What lines in the records below include the word "images"? Return each one.

(Data for the task Opens)

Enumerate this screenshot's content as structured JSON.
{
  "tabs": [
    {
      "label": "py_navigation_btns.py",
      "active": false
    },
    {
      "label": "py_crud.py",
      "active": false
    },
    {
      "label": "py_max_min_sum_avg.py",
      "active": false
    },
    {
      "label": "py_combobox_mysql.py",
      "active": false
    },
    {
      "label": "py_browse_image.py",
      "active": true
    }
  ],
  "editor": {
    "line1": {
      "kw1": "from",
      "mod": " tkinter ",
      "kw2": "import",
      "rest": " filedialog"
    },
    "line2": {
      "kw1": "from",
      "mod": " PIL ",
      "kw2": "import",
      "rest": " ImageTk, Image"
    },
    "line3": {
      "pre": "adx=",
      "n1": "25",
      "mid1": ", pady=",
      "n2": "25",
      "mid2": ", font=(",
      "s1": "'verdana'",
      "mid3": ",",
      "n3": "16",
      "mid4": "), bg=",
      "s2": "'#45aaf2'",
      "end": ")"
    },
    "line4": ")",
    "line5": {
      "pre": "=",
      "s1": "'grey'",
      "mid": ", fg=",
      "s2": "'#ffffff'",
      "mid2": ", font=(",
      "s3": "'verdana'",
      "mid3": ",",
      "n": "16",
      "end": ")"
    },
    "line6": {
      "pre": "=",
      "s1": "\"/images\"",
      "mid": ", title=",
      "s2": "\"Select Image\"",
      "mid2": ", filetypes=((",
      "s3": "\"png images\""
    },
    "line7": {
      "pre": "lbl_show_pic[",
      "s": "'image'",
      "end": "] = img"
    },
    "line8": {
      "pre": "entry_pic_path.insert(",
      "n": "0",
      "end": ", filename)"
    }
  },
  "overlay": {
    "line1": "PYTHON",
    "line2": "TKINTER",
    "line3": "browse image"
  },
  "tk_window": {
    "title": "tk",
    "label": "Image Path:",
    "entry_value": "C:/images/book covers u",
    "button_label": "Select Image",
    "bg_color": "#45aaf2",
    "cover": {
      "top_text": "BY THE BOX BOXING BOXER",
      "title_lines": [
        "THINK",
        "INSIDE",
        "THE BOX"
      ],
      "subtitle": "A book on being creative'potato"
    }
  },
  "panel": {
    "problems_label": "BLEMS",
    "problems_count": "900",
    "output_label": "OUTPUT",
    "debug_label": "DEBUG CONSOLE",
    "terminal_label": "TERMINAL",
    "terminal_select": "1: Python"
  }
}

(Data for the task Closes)

◆ **Reply**:
      "s1": "\"/images\"",
      "s3": "\"png images\""
    "entry_value": "C:/images/book covers u",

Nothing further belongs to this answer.